New English Translation
42 “But woe to you Pharisees![a] You give a tenth[b] of your mint,[c] rue,[d] and every herb, yet you neglect justice[e] and love for God! But you should have done these things without neglecting the others.[f] 43 Woe to you Pharisees! You love the best seats[g] in the synagogues[h] and elaborate greetings[i] in the marketplaces![j] 44 Woe to you![k] You are like unmarked graves, and people[l] walk over them without realizing it!”[m]Read full chapter
- Luke 11:42 tn Grk “Woe to you…because you…” The causal particle ὅτι (hoti) has not been translated here for rhetorical effect (and so to the end of this chapter).
- Luke 11:42 tn Or “you tithe mint.”
- Luke 11:42 sn These small herbs were tithed with great care (Mishnah, m. Demai 2:1).
- Luke 11:42 tn Grk “and rue.” Καί (kai) has not been translated since English normally uses a coordinating conjunction only between the last two elements in a series of three or more.sn Rue was an evergreen herb used for seasoning.
- Luke 11:42 sn Justice was a major theme of OT ethics (Mic 6:8; Zech 7:8-10).
- Luke 11:42 tn Grk “those,” but this has been translated as “the others” to clarify which are meant.
- Luke 11:43 tn Or “seats of honor.” The term here is plural and is not a reference only to the lead “seat of Moses” in the synagogue, but includes the front seats near the ark.
- Luke 11:43 sn See the note on synagogues in 4:15.
- Luke 11:43 tn Grk “and the greetings.”sn The later Jewish summary of oral tradition, the Talmud, notes elaborate greetings for rabbis.

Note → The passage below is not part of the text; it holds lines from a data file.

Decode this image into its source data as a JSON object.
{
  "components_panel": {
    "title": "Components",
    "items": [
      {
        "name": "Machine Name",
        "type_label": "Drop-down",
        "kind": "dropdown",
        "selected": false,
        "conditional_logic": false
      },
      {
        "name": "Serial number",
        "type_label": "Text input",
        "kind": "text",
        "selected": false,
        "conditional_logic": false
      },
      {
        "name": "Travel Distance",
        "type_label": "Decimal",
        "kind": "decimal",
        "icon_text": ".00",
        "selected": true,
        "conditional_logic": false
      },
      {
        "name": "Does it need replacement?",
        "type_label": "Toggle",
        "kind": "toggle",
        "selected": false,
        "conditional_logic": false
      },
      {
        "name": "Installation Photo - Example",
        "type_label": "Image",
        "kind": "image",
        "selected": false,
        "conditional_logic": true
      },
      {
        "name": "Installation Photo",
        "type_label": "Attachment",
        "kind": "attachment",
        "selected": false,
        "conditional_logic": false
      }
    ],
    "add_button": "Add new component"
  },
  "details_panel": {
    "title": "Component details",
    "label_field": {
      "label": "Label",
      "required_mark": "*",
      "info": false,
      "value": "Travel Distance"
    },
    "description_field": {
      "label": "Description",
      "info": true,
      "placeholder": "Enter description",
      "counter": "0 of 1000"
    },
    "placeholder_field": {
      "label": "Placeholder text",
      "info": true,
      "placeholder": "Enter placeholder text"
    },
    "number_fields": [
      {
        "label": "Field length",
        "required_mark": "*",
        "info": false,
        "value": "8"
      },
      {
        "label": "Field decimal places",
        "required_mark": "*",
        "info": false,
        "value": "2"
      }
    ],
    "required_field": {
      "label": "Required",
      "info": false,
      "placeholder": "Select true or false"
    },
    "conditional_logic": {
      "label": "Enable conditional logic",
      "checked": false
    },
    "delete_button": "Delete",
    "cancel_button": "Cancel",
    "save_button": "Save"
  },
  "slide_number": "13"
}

The rebuke here is for pride.
- Luke 11:43 sn See the note on marketplace in Luke 7:32.
- Luke 11:44 tc Most mss (A [D] W Θ Ψ ƒ13 M it) have “experts in the law and Pharisees, hypocrites” after “you,” but this looks like an assimilation to the parallel in Matt 23:25, 27, 29. The shorter reading has earlier attestation from a variety of reliable mss (P45,75 א B C L ƒ1 33 1241 2542 lat sa).
- Luke 11:44 tn Grk “men.” This is a generic use of ἄνθρωπος (anthrōpos), referring to both males and females.
- Luke 11:44 sn In Judaism to come into contact with the dead or what is associated with them, even without knowing it, makes one unclean (Num 19:11-22; Lev 21:1-3; Mishnah, m. Demai 2:3). To Pharisees, who would have been so sensitive about contracting ceremonial uncleanness, it would have been quite a stinging rebuke to be told they caused it.